» INSTRUCTIONS FOR THE TASK
In the listing below, find each line that holds "value" and list it.
——
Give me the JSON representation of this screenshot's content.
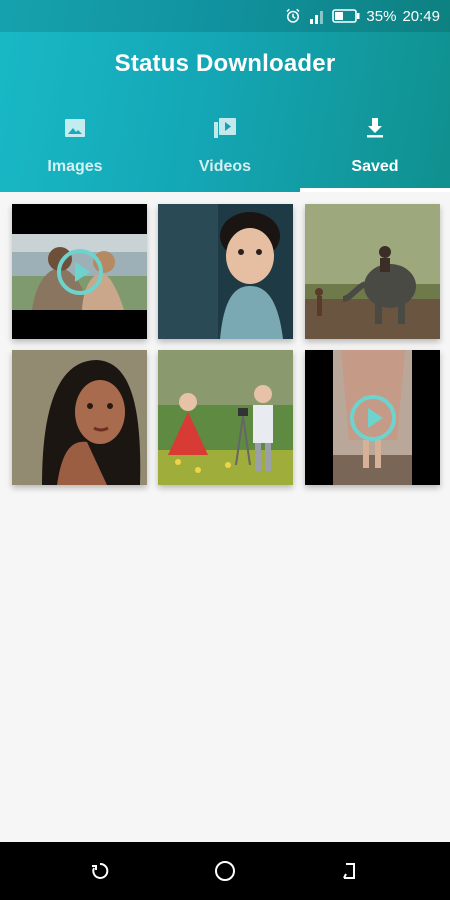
{
  "status_bar": {
    "battery": "35%",
    "time": "20:49",
    "icons": [
      "alarm-icon",
      "signal-icon",
      "battery-icon"
    ]
  },
  "app": {
    "title": "Status Downloader",
    "accent_gradient": [
      "#19b9c6",
      "#10908e"
    ]
  },
  "tabs": [
    {
      "label": "Images",
      "icon": "image-icon",
      "active": false
    },
    {
      "label": "Videos",
      "icon": "video-library-icon",
      "active": false
    },
    {
      "label": "Saved",
      "icon": "download-icon",
      "active": true
    }
  ],
  "saved_items": [
    {
      "type": "video",
      "thumbnail": "women-beach"
    },
    {
      "type": "image",
      "thumbnail": "child-portrait"
    },
    {
      "type": "image",
      "thumbnail": "elephant-rider"
    },
    {
      "type": "image",
      "thumbnail": "woman-portrait"
    },
    {
      "type": "image",
      "thumbnail": "kids-camera"
    },
    {
      "type": "video",
      "thumbnail": "dress-feet"
    }
  ],
  "navbar": {
    "icons": [
      "recent-apps-icon",
      "home-icon",
      "back-icon"
    ]
  }
}
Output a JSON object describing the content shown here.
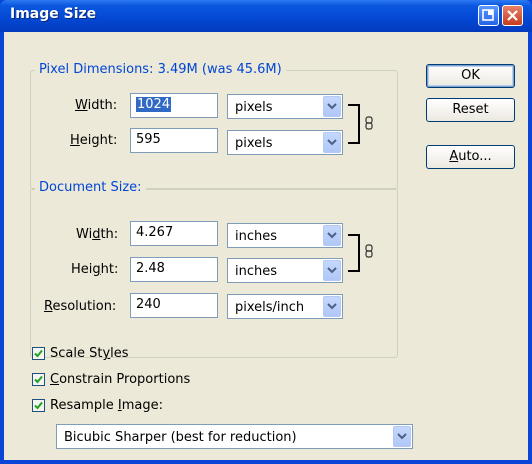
{
  "window": {
    "title": "Image Size"
  },
  "pixel_dimensions": {
    "label": "Pixel Dimensions:",
    "size_text": "3.49M (was 45.6M)",
    "width": {
      "label_pre": "",
      "label_ul": "W",
      "label_post": "idth:",
      "value": "1024",
      "unit": "pixels"
    },
    "height": {
      "label_pre": "",
      "label_ul": "H",
      "label_post": "eight:",
      "value": "595",
      "unit": "pixels"
    }
  },
  "document_size": {
    "label": "Document Size:",
    "width": {
      "label_pre": "Wi",
      "label_ul": "d",
      "label_post": "th:",
      "value": "4.267",
      "unit": "inches"
    },
    "height": {
      "label_pre": "Hei",
      "label_ul": "g",
      "label_post": "ht:",
      "value": "2.48",
      "unit": "inches"
    },
    "resolution": {
      "label_pre": "",
      "label_ul": "R",
      "label_post": "esolution:",
      "value": "240",
      "unit": "pixels/inch"
    }
  },
  "buttons": {
    "ok": "OK",
    "reset": "Reset",
    "auto_ul": "A",
    "auto_post": "uto..."
  },
  "checkboxes": {
    "scale_styles": {
      "pre": "Scale St",
      "ul": "y",
      "post": "les",
      "checked": true
    },
    "constrain": {
      "pre": "",
      "ul": "C",
      "post": "onstrain Proportions",
      "checked": true
    },
    "resample": {
      "pre": "Resample ",
      "ul": "I",
      "post": "mage:",
      "checked": true
    }
  },
  "resample_method": "Bicubic Sharper (best for reduction)",
  "colors": {
    "accent": "#0046d5",
    "titlebar": "#0a57e0",
    "dialog_bg": "#ece9d8"
  }
}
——
» SOLUTION
      "value": "1024",
      "value": "595",
      "value": "4.267",
      "value": "2.48",
      "value": "240",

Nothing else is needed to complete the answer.